━━ DATASET RECORDS ━━
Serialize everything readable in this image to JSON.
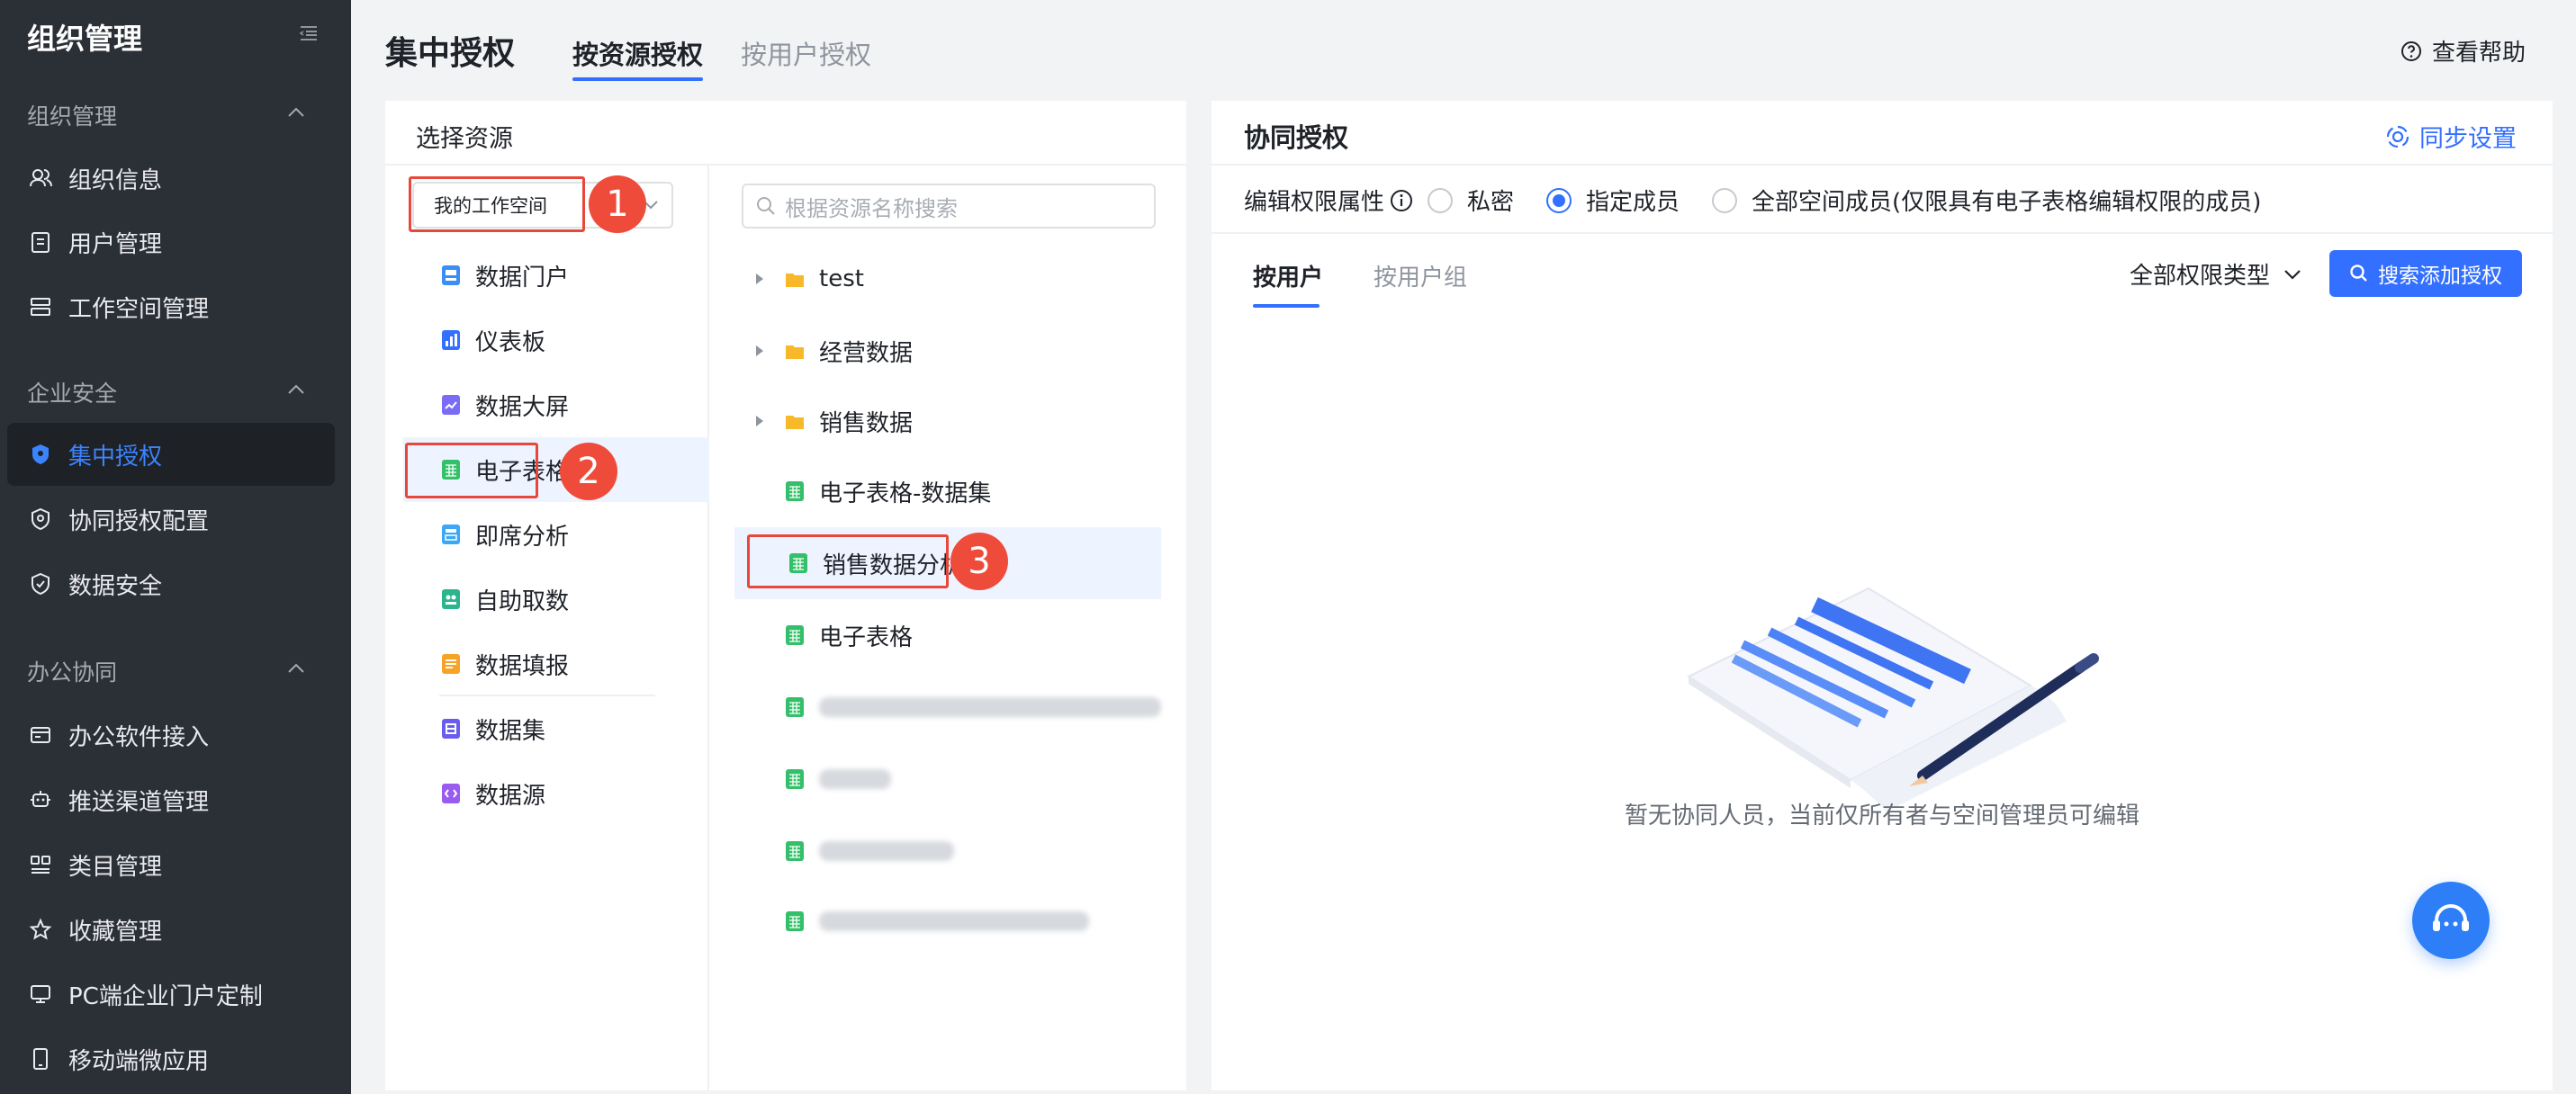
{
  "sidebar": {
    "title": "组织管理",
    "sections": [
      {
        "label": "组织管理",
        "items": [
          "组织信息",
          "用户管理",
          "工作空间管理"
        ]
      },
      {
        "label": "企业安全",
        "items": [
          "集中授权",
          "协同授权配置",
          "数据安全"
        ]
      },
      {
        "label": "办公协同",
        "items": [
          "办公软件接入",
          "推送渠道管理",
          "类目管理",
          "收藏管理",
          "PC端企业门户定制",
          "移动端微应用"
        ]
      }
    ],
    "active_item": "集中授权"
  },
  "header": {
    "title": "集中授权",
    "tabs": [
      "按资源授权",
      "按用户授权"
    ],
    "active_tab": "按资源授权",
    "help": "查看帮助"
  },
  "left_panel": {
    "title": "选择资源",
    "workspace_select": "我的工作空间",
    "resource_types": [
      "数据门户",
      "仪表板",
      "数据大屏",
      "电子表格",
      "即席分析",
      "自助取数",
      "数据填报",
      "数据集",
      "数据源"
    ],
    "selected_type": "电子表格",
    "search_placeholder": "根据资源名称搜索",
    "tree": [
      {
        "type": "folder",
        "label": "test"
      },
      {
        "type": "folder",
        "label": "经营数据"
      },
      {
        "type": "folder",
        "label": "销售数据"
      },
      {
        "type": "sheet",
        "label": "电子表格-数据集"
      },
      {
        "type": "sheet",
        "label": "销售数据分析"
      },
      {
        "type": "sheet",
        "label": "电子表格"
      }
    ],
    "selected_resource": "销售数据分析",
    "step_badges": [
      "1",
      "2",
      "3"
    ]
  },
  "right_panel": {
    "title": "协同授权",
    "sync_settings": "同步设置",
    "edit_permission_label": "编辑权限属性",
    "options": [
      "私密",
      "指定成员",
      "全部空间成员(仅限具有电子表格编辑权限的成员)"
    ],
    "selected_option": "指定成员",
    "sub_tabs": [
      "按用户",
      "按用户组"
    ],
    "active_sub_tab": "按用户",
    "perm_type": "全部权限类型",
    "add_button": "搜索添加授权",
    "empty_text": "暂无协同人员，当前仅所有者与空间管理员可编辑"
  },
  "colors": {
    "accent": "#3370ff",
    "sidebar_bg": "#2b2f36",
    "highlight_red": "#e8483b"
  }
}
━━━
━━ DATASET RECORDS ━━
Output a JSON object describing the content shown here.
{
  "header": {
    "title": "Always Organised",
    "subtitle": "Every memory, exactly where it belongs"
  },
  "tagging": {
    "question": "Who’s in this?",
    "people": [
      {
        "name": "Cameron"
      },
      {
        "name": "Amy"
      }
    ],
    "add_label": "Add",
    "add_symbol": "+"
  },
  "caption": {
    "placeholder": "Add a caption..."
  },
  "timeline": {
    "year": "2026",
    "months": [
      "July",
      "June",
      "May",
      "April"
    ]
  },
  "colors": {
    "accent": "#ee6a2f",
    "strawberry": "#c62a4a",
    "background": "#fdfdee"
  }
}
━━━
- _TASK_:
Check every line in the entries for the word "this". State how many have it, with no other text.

- _ANSWER BELOW_:
2